_PROBLEM TO SOLVE_:
Could you write out all of the data again, word for word?

_SUPPLIED DATA_:
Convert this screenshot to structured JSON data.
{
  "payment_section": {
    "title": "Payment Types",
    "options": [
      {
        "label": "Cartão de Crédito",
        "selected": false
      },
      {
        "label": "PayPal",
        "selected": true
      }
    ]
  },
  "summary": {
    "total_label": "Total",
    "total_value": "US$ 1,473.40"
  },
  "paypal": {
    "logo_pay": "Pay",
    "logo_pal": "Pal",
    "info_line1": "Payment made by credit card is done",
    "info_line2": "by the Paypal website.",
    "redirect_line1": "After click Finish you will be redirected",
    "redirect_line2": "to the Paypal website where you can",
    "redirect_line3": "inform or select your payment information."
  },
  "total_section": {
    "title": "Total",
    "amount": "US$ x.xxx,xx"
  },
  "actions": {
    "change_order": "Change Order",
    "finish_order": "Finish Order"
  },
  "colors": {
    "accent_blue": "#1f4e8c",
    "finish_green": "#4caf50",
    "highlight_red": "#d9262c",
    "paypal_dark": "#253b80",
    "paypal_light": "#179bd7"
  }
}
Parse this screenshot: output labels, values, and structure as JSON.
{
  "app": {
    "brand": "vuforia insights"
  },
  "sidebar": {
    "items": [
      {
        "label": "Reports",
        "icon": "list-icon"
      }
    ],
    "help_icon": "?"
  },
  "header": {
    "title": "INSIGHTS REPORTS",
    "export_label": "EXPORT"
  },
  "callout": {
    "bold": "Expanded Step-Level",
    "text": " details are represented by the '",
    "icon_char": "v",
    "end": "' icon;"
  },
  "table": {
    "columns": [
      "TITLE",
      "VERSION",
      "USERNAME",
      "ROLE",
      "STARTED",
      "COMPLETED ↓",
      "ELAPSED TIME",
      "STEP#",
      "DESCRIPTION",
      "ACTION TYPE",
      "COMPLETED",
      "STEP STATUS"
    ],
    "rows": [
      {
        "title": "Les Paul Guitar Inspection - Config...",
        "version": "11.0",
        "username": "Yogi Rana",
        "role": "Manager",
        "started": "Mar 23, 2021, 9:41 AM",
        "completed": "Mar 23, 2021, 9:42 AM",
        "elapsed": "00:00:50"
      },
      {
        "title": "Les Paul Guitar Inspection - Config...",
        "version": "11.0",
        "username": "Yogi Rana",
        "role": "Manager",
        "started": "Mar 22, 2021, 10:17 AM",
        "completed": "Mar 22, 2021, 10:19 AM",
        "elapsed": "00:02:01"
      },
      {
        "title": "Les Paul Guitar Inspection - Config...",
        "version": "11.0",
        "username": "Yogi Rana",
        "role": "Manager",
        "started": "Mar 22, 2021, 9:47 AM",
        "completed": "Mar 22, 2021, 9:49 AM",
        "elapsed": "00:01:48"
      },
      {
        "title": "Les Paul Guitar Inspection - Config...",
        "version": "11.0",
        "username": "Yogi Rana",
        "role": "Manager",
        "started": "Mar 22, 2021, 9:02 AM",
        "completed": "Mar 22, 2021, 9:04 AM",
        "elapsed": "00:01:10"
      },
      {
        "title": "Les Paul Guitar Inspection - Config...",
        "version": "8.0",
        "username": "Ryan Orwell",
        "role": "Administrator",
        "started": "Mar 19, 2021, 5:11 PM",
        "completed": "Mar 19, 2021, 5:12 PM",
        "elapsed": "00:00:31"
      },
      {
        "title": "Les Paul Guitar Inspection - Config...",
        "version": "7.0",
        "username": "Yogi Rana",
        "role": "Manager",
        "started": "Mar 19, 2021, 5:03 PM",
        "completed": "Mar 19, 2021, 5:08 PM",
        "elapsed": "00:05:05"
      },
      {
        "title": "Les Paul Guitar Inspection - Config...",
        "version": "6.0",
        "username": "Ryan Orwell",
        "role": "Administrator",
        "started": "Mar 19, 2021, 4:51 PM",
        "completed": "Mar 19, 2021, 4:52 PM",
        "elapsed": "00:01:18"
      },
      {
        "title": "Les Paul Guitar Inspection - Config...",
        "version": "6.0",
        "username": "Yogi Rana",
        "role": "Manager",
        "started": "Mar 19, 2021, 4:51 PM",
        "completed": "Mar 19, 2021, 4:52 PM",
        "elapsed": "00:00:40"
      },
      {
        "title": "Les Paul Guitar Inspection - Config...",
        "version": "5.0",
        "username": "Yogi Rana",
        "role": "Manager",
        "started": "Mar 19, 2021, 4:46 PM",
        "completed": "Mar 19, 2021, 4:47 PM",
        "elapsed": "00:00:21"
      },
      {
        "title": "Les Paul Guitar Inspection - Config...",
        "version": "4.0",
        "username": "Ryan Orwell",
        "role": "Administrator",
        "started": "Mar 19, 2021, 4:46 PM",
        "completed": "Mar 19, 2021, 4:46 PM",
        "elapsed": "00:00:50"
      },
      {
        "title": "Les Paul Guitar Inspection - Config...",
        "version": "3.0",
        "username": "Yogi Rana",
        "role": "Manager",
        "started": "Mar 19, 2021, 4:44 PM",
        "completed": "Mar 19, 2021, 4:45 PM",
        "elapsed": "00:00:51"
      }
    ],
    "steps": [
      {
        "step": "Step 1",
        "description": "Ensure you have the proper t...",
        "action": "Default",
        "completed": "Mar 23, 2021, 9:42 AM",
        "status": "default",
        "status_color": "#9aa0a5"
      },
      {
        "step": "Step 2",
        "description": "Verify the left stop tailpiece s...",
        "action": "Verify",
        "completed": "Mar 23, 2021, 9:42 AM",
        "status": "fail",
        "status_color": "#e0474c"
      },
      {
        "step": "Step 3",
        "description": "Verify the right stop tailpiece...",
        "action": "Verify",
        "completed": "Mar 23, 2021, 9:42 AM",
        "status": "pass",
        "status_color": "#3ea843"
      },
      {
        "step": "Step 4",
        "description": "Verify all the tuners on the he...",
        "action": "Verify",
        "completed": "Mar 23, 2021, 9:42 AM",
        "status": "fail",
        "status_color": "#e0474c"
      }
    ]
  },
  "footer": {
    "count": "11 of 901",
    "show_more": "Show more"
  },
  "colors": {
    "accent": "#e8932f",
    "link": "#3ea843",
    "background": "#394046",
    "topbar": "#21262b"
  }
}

_SOLUTION BELOW_:
Convert this screenshot to structured JSON data.
{
  "payment_section": {
    "title": "Payment Types",
    "options": [
      {
        "label": "Cartão de Crédito",
        "selected": false
      },
      {
        "label": "PayPal",
        "selected": true
      }
    ]
  },
  "summary": {
    "total_label": "Total",
    "total_value": "US$ 1,473.40"
  },
  "paypal": {
    "logo_pay": "Pay",
    "logo_pal": "Pal",
    "info_line1": "Payment made by credit card is done",
    "info_line2": "by the Paypal website.",
    "redirect_line1": "After click Finish you will be redirected",
    "redirect_line2": "to the Paypal website where you can",
    "redirect_line3": "inform or select your payment information."
  },
  "total_section": {
    "title": "Total",
    "amount": "US$ x.xxx,xx"
  },
  "actions": {
    "change_order": "Change Order",
    "finish_order": "Finish Order"
  },
  "colors": {
    "accent_blue": "#1f4e8c",
    "finish_green": "#4caf50",
    "highlight_red": "#d9262c",
    "paypal_dark": "#253b80",
    "paypal_light": "#179bd7"
  }
}
Parse this screenshot: output labels, values, and structure as JSON.
{
  "app": {
    "brand": "vuforia insights"
  },
  "sidebar": {
    "items": [
      {
        "label": "Reports",
        "icon": "list-icon"
      }
    ],
    "help_icon": "?"
  },
  "header": {
    "title": "INSIGHTS REPORTS",
    "export_label": "EXPORT"
  },
  "callout": {
    "bold": "Expanded Step-Level",
    "text": " details are represented by the '",
    "icon_char": "v",
    "end": "' icon;"
  },
  "table": {
    "columns": [
      "TITLE",
      "VERSION",
      "USERNAME",
      "ROLE",
      "STARTED",
      "COMPLETED ↓",
      "ELAPSED TIME",
      "STEP#",
      "DESCRIPTION",
      "ACTION TYPE",
      "COMPLETED",
      "STEP STATUS"
    ],
    "rows": [
      {
        "title": "Les Paul Guitar Inspection - Config...",
        "version": "11.0",
        "username": "Yogi Rana",
        "role": "Manager",
        "started": "Mar 23, 2021, 9:41 AM",
        "completed": "Mar 23, 2021, 9:42 AM",
        "elapsed": "00:00:50"
      },
      {
        "title": "Les Paul Guitar Inspection - Config...",
        "version": "11.0",
        "username": "Yogi Rana",
        "role": "Manager",
        "started": "Mar 22, 2021, 10:17 AM",
        "completed": "Mar 22, 2021, 10:19 AM",
        "elapsed": "00:02:01"
      },
      {
        "title": "Les Paul Guitar Inspection - Config...",
        "version": "11.0",
        "username": "Yogi Rana",
        "role": "Manager",
        "started": "Mar 22, 2021, 9:47 AM",
        "completed": "Mar 22, 2021, 9:49 AM",
        "elapsed": "00:01:48"
      },
      {
        "title": "Les Paul Guitar Inspection - Config...",
        "version": "11.0",
        "username": "Yogi Rana",
        "role": "Manager",
        "started": "Mar 22, 2021, 9:02 AM",
        "completed": "Mar 22, 2021, 9:04 AM",
        "elapsed": "00:01:10"
      },
      {
        "title": "Les Paul Guitar Inspection - Config...",
        "version": "8.0",
        "username": "Ryan Orwell",
        "role": "Administrator",
        "started": "Mar 19, 2021, 5:11 PM",
        "completed": "Mar 19, 2021, 5:12 PM",
        "elapsed": "00:00:31"
      },
      {
        "title": "Les Paul Guitar Inspection - Config...",
        "version": "7.0",
        "username": "Yogi Rana",
        "role": "Manager",
        "started": "Mar 19, 2021, 5:03 PM",
        "completed": "Mar 19, 2021, 5:08 PM",
        "elapsed": "00:05:05"
      },
      {
        "title": "Les Paul Guitar Inspection - Config...",
        "version": "6.0",
        "username": "Ryan Orwell",
        "role": "Administrator",
        "started": "Mar 19, 2021, 4:51 PM",
        "completed": "Mar 19, 2021, 4:52 PM",
        "elapsed": "00:01:18"
      },
      {
        "title": "Les Paul Guitar Inspection - Config...",
        "version": "6.0",
        "username": "Yogi Rana",
        "role": "Manager",
        "started": "Mar 19, 2021, 4:51 PM",
        "completed": "Mar 19, 2021, 4:52 PM",
        "elapsed": "00:00:40"
      },
      {
        "title": "Les Paul Guitar Inspection - Config...",
        "version": "5.0",
        "username": "Yogi Rana",
        "role": "Manager",
        "started": "Mar 19, 2021, 4:46 PM",
        "completed": "Mar 19, 2021, 4:47 PM",
        "elapsed": "00:00:21"
      },
      {
        "title": "Les Paul Guitar Inspection - Config...",
        "version": "4.0",
        "username": "Ryan Orwell",
        "role": "Administrator",
        "started": "Mar 19, 2021, 4:46 PM",
        "completed": "Mar 19, 2021, 4:46 PM",
        "elapsed": "00:00:50"
      },
      {
        "title": "Les Paul Guitar Inspection - Config...",
        "version": "3.0",
        "username": "Yogi Rana",
        "role": "Manager",
        "started": "Mar 19, 2021, 4:44 PM",
        "completed": "Mar 19, 2021, 4:45 PM",
        "elapsed": "00:00:51"
      }
    ],
    "steps": [
      {
        "step": "Step 1",
        "description": "Ensure you have the proper t...",
        "action": "Default",
        "completed": "Mar 23, 2021, 9:42 AM",
        "status": "default",
        "status_color": "#9aa0a5"
      },
      {
        "step": "Step 2",
        "description": "Verify the left stop tailpiece s...",
        "action": "Verify",
        "completed": "Mar 23, 2021, 9:42 AM",
        "status": "fail",
        "status_color": "#e0474c"
      },
      {
        "step": "Step 3",
        "description": "Verify the right stop tailpiece...",
        "action": "Verify",
        "completed": "Mar 23, 2021, 9:42 AM",
        "status": "pass",
        "status_color": "#3ea843"
      },
      {
        "step": "Step 4",
        "description": "Verify all the tuners on the he...",
        "action": "Verify",
        "completed": "Mar 23, 2021, 9:42 AM",
        "status": "fail",
        "status_color": "#e0474c"
      }
    ]
  },
  "footer": {
    "count": "11 of 901",
    "show_more": "Show more"
  },
  "colors": {
    "accent": "#e8932f",
    "link": "#3ea843",
    "background": "#394046",
    "topbar": "#21262b"
  }
}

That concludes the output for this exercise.